The LTCI mission is to safeguard the survival of tapirs and their habitats in Brazil, through three main axes: research, conservation and capacity building. We gather and apply high-quality scientific data to the development and implementation of biome-based conservation strategies. In addition, we use tapirs as flagship species for conservation in Brazil, catalyzing habitat conservation and protection, environmental education and communication. Just as importantly, we promote training, capacity-building, and scientific tourism initiatives in order to involve and prepare more and more people to join our conservations efforts.

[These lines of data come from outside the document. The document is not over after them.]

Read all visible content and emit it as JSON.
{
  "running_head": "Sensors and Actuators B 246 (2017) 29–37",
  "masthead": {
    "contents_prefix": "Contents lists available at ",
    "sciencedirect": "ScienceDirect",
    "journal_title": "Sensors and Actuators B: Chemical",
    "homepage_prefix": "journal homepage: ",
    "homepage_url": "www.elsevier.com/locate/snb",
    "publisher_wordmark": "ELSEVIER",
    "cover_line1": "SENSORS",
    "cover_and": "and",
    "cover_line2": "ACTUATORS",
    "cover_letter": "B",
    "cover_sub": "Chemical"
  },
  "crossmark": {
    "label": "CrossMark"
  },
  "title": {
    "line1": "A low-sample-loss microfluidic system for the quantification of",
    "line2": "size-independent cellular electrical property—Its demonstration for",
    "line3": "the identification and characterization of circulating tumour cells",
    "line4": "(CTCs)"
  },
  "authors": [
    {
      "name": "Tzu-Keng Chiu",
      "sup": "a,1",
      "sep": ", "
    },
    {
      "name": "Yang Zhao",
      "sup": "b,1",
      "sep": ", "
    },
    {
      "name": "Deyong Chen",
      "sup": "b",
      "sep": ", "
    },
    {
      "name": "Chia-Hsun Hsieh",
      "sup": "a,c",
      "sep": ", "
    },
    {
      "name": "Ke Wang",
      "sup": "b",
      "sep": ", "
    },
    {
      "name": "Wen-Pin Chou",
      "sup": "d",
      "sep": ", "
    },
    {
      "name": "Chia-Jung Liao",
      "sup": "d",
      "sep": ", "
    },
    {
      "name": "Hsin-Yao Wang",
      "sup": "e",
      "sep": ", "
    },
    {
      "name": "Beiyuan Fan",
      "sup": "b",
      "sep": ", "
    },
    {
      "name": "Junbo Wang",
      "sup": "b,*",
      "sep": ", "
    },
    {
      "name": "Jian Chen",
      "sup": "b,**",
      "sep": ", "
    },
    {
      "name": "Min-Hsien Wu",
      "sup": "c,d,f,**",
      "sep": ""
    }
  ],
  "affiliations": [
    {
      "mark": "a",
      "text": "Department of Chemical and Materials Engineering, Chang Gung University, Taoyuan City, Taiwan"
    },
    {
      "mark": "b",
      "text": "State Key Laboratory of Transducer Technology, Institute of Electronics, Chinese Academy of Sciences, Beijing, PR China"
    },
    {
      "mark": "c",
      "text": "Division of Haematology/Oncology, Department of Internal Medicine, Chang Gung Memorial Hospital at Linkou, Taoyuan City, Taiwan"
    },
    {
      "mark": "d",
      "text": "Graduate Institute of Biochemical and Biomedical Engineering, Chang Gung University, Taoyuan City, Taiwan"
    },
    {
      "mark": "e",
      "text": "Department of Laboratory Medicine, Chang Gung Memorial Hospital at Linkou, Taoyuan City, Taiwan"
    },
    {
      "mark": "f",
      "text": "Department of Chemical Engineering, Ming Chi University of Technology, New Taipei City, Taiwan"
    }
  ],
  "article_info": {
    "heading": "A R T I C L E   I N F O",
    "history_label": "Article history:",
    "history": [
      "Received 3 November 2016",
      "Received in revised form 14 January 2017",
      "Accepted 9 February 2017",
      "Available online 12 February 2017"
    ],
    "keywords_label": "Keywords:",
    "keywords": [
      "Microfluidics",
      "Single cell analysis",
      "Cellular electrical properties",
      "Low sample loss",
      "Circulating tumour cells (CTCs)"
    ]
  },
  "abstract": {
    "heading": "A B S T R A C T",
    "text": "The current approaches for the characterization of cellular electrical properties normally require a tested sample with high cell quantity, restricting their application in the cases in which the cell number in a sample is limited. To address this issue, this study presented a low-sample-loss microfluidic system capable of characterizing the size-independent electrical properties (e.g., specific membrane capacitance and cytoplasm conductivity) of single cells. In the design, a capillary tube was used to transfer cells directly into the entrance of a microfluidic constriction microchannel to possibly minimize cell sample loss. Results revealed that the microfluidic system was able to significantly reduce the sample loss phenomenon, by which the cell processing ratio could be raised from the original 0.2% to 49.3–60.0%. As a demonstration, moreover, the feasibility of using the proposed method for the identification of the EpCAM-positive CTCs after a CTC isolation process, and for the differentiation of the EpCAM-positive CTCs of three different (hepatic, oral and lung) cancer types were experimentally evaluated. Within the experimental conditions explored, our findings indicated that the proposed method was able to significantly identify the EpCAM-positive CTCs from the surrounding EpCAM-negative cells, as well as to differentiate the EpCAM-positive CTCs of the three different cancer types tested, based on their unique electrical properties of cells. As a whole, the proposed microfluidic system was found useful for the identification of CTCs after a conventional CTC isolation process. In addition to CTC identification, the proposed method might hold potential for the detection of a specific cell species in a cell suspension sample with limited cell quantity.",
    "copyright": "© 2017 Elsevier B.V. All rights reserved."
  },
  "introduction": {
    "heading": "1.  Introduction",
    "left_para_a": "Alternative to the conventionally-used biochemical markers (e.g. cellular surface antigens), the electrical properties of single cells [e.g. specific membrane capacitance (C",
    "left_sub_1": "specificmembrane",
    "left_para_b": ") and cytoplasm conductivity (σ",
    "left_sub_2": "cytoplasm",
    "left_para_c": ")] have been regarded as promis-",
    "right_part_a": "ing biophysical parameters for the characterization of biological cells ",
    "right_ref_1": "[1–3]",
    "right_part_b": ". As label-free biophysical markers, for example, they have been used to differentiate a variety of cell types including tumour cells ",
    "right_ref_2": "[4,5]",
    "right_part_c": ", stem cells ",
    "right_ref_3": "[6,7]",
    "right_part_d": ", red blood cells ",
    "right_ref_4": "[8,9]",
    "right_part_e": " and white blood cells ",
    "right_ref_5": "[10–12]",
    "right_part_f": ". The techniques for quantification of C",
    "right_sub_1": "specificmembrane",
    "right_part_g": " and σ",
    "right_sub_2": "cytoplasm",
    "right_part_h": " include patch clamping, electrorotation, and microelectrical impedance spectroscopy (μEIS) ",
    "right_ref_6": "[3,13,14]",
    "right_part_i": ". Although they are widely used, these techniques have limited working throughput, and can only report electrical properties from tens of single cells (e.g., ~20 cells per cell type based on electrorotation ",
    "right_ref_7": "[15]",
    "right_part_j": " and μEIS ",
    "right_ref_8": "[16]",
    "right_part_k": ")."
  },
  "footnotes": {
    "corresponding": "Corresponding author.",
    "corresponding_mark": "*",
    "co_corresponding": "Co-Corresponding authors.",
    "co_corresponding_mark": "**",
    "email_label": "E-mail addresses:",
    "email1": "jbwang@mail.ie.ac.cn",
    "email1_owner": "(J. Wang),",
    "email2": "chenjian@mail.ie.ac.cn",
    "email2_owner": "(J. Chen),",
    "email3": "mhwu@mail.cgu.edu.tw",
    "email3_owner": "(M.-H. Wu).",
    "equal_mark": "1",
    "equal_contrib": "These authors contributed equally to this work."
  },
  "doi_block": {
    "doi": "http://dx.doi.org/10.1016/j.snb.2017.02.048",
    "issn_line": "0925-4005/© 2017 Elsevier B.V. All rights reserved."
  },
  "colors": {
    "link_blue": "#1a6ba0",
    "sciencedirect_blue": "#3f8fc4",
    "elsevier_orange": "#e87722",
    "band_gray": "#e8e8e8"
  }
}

For over 24 years, the LCTI has been working in three different Brazilian biomes where tapirs are still found – Atlantic Forest, Pantanal wetlands, and Cerrado grasslands. During this period, we started the first basic studies about this elusive animal (ecology, health, genetics, habitat requirements, effects of habitat fragmentation), and used this knowledge to promote community involvement, habitat restoration, roadkill mitigation, warning on the effect of pesticides on tapirs and much more. Results from the LTCI have been widely used to influence decision-makers and policy agencies regarding tapir conservation issues, both in Brazil and in other countries where the species occurs. Now we started to expand our actions to the Amazon forest, in the southeastern region known as “arc of deforestation”, where tapirs are facing several threats.

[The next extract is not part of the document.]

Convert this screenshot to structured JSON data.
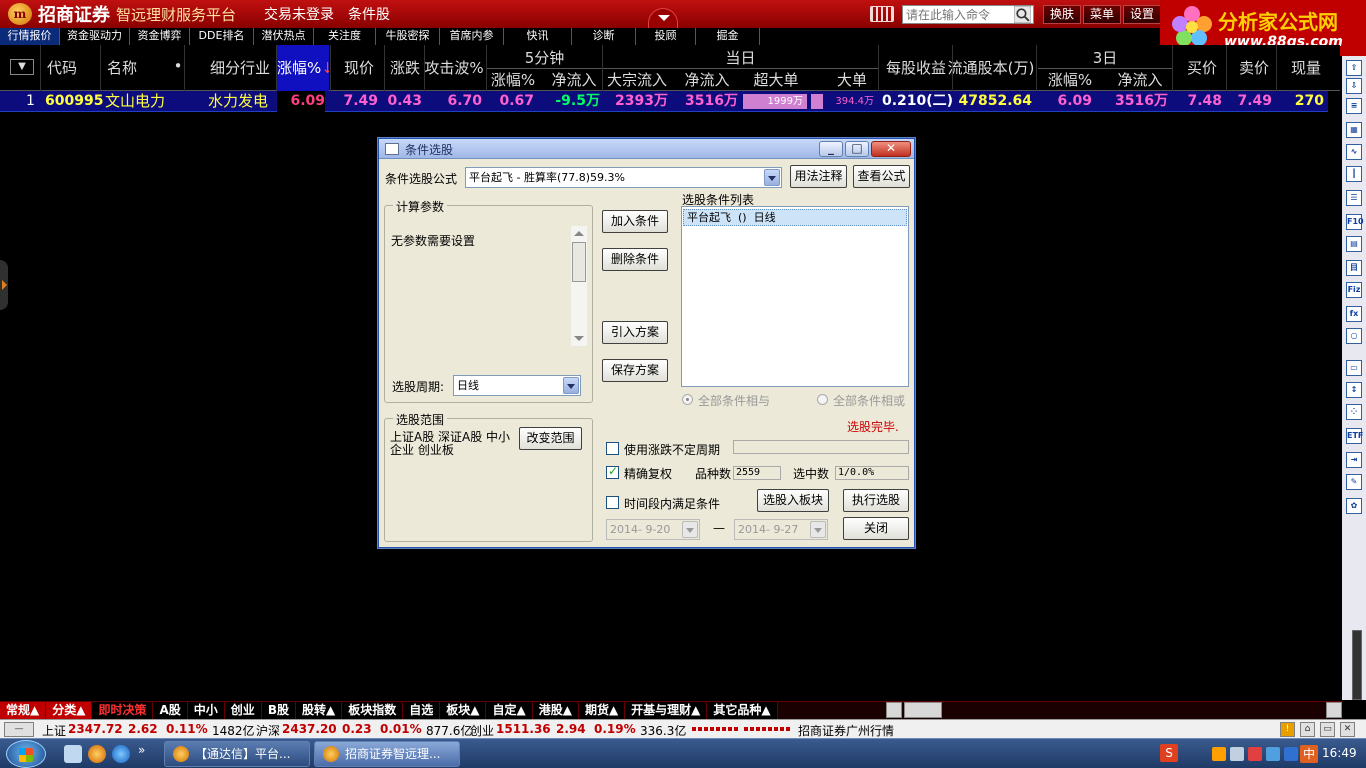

We fight for tapir conservation because we believe that future generations deserve to live in a world where tapirs and other species can find healthy ecosystems and survive. We are aware of the challenges we are facing in conservation and we need to reach more and more people around the world. Thus, being part of the Conservation Optimism Network is a way for us to keep expanding and improving our mission. It is a way to join efforts with different organizations with similar goals, discuss new ideas and disseminate success stories, learn with the challenges each other are facing and, very importantly: thinking out of the box! Acting together in this big community of ConsevationNOW, we can be as Nature, with the whole being much more than the sum of its parts.